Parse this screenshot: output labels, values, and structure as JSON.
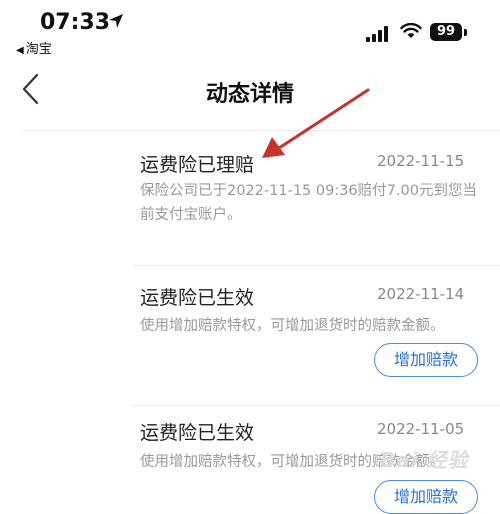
{
  "status_bar": {
    "time": "07:33",
    "back_app": "淘宝",
    "battery": "99"
  },
  "nav": {
    "title": "动态详情"
  },
  "cards": [
    {
      "title": "运费险已理赔",
      "date": "2022-11-15",
      "desc": "保险公司已于2022-11-15 09:36赔付7.00元到您当前支付宝账户。"
    },
    {
      "title": "运费险已生效",
      "date": "2022-11-14",
      "desc": "使用增加赔款特权，可增加退货时的赔款金额。",
      "button": "增加赔款"
    },
    {
      "title": "运费险已生效",
      "date": "2022-11-05",
      "desc": "使用增加赔款特权，可增加退货时的赔款金额。",
      "button": "增加赔款"
    }
  ],
  "watermark": "Bai 经验",
  "colors": {
    "accent": "#2a72d2",
    "annotation_arrow": "#c8322a",
    "muted_text": "#999999"
  }
}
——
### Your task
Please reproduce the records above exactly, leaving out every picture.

### Task result
Parse this screenshot: output labels, values, and structure as JSON.
{
  "status_bar": {
    "time": "07:33",
    "back_app": "淘宝",
    "battery": "99"
  },
  "nav": {
    "title": "动态详情"
  },
  "cards": [
    {
      "title": "运费险已理赔",
      "date": "2022-11-15",
      "desc": "保险公司已于2022-11-15 09:36赔付7.00元到您当前支付宝账户。"
    },
    {
      "title": "运费险已生效",
      "date": "2022-11-14",
      "desc": "使用增加赔款特权，可增加退货时的赔款金额。",
      "button": "增加赔款"
    },
    {
      "title": "运费险已生效",
      "date": "2022-11-05",
      "desc": "使用增加赔款特权，可增加退货时的赔款金额。",
      "button": "增加赔款"
    }
  ],
  "watermark": "Bai 经验",
  "colors": {
    "accent": "#2a72d2",
    "annotation_arrow": "#c8322a",
    "muted_text": "#999999"
  }
}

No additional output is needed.